The Bamboo House (2) – Simón Vélez & Bamboo Architecture
We continue with “The Bamboo House” series. Today, we look into the marvelous structures designed by Simón Vélez, a prize-winning Colombian architect, and the most eminent proponent of bamboo as an essential building component.
Life and Work of Simón Vélez
The son and grandson of architects, Simón Vélez was born in Manizales, Colombia, in 1949.He began his career forty years ago.
Vélez has created joinery systems that utilize bamboo as a permanent structural element in both residential and commercial structures. For four consecutive years. he has been invited by the Vitra Design Museum and the George Pompidou Center to conduct workshops in France in which structures of bamboo-guadua were built as an instructive exercise.
EXPO Hanover 2000
For Expo Hanover 2000, he designed and constructed a 2000-square-meter bamboo pavilion for ZERI Foundation (Zero Emissions Research and Initiative). The structure utilized bamboo, recycled cement, copper, and a mixture of terracotta, cement and bamboo fiber panels. It was the first time in history that a bamboo structure received a building permit in Germany. His partner and financier, Gunter Pauli in this project committed to convert bamboo as the symbol of poverty into the symbol of sustainability. With 6.4 million visitors it did become the most popular pavilion of the World Expo.
Crosswaters Ecolodge, China

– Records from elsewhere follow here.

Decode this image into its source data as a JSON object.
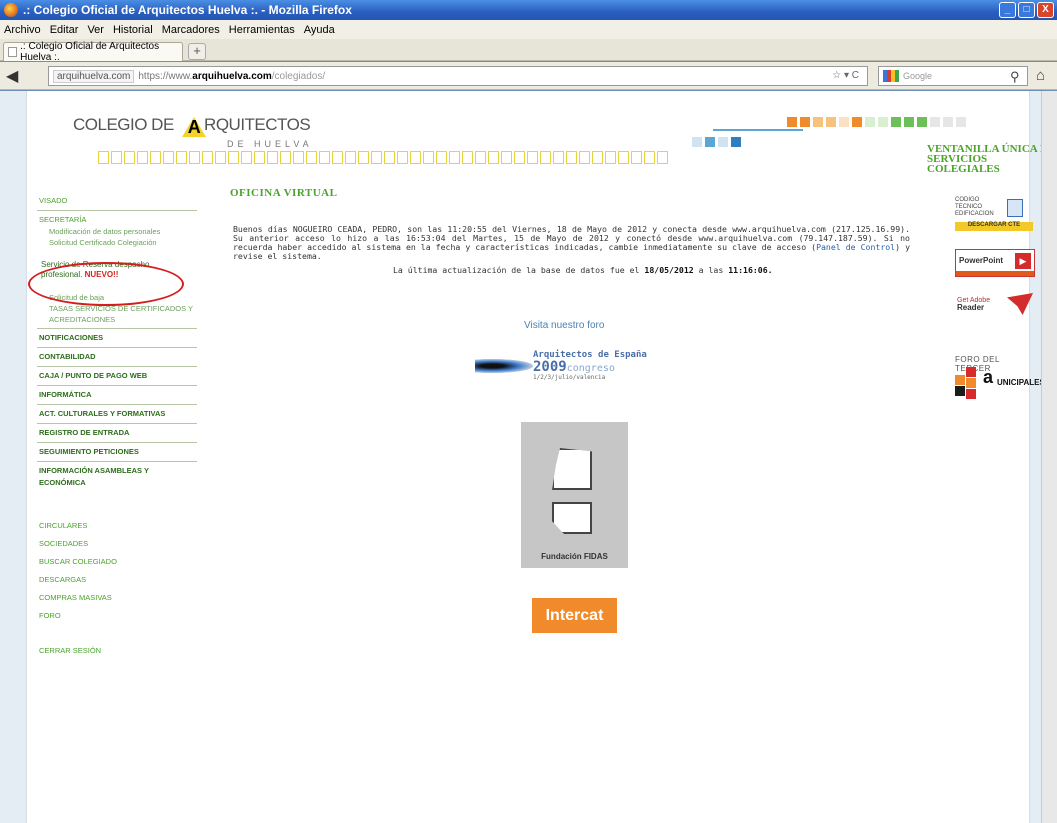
{
  "window": {
    "title": ".: Colegio Oficial de Arquitectos Huelva :. - Mozilla Firefox",
    "min": "_",
    "max": "□",
    "close": "X"
  },
  "menu": [
    "Archivo",
    "Editar",
    "Ver",
    "Historial",
    "Marcadores",
    "Herramientas",
    "Ayuda"
  ],
  "tab": {
    "title": ".: Colegio Oficial de Arquitectos Huelva :.",
    "new": "+"
  },
  "address": {
    "host": "arquihuelva.com",
    "protocol": "https://www.",
    "domain": "arquihuelva.com",
    "path": "/colegiados/",
    "search_placeholder": "Google"
  },
  "header": {
    "logo_prefix": "COLEGIO DE",
    "logo_a": "A",
    "logo_rest": "RQUITECTOS",
    "logo_sub": "DE HUELVA",
    "ventanilla_line1": "VENTANILLA ÚNICA DE",
    "ventanilla_line2": "SERVICIOS COLEGIALES",
    "check": "✓"
  },
  "nav": {
    "visado": "VISADO",
    "secretaria": "SECRETARÍA",
    "sub": [
      "Modificación de datos personales",
      "Solicitud Certificado Colegiación"
    ],
    "reserva_text": "Servicio de Reserva despacho profesional.",
    "reserva_new": "NUEVO!!",
    "sub2": [
      "Solicitud de baja",
      "TASAS SERVICIOS DE CERTIFICADOS Y ACREDITACIONES"
    ],
    "main": [
      "NOTIFICACIONES",
      "CONTABILIDAD",
      "CAJA / PUNTO DE PAGO WEB",
      "INFORMÁTICA",
      "ACT. CULTURALES Y FORMATIVAS",
      "REGISTRO DE ENTRADA",
      "SEGUIMIENTO PETICIONES",
      "INFORMACIÓN ASAMBLEAS Y ECONÓMICA"
    ],
    "secondary": [
      "CIRCULARES",
      "SOCIEDADES",
      "BUSCAR COLEGIADO",
      "DESCARGAS",
      "COMPRAS MASIVAS",
      "FORO"
    ],
    "logout": "CERRAR SESIÓN"
  },
  "main": {
    "heading": "OFICINA VIRTUAL",
    "greeting_a": "Buenos días NOGUEIRO CEADA, PEDRO, son las 11:20:55 del Viernes, 18 de Mayo de 2012 y conecta desde www.arquihuelva.com (217.125.16.99). Su anterior acceso lo hizo a las 16:53:04 del Martes, 15 de Mayo de 2012 y conectó desde www.arquihuelva.com (79.147.187.59). Si no recuerda haber accedido al sistema en la fecha y características indicadas, cambie inmediatamente su clave de acceso (",
    "panel_link": "Panel de Control",
    "greeting_b": ") y revise el sistema.",
    "updated_prefix": "La última actualización de la base de datos fue el",
    "updated_date": "18/05/2012",
    "updated_mid": "a las",
    "updated_time": "11:16:06.",
    "foro_link": "Visita nuestro foro",
    "congreso_line1": "Arquitectos de España",
    "congreso_year": "2009",
    "congreso_word": "congreso",
    "congreso_dates": "1/2/3/julio/valencia",
    "fidas_label": "Fundación FIDAS",
    "intercat": "Intercat"
  },
  "right": {
    "cte_top": "CODIGO TECNICO EDIFICACION",
    "cte_bottom": "DESCARGAR CTE",
    "ppt": "PowerPoint",
    "adobe_get": "Get Adobe",
    "adobe_reader": "Reader",
    "foro_tercer": "FORO DEL TERCER",
    "municipales": "UNICIPALES",
    "munic_a": "a"
  },
  "colors": {
    "accent_green": "#4aa32a",
    "orange": "#f08a2b",
    "title_blue": "#2a5fc0"
  }
}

He recently participated in designing Crosswaters Ecolodge, the first ecotourism destination in China in the forests of Nankun Shan Mountain Reserve, in the Guangdong Province. It the largest project in the world to the use bamboo in a commercial project, and the first project of this scale in Asia to use bamboo as a structural element in a dwelling. The project received the American Society of Landscape Architects 2006 Analysis and Planning Award of Honor.
To date, Vélez has designed bamboo buildings in Germany, France, the United States, Brazil, Mexico, China, Jamaica, Colombia, Panama, Ecuador, and India.
His most current project is the Zócalo Nomadic Museum in Mexico City, which houses Gregory Colbert’s “Ashes and Snow.”
In December 2009 he received The Principal Prince Claus Award for his contribution to a positive interaction between culture and development. This prestigious Dutch award, founded by the Royal Prince Claus(†), has a price of €100,000. Since 1997 the Prince Claus Awards are presented annually to artists, thinkers and cultural organizations in Africa, Asia, Latin America and the Caribbean.
Collaborating with Sanjay Prakash, and in partnership with Pradeep Sachdeva, Simon Velez participated in EXPO 2010 Shanghai China as part of the team for the Indian pavilion.
Velez has more then 40 years experience working with bamboo as a building material. He has won the 2009 Dutch award, the Prince Claus Prize, and RNW spoke to him when he visited Amsterdam.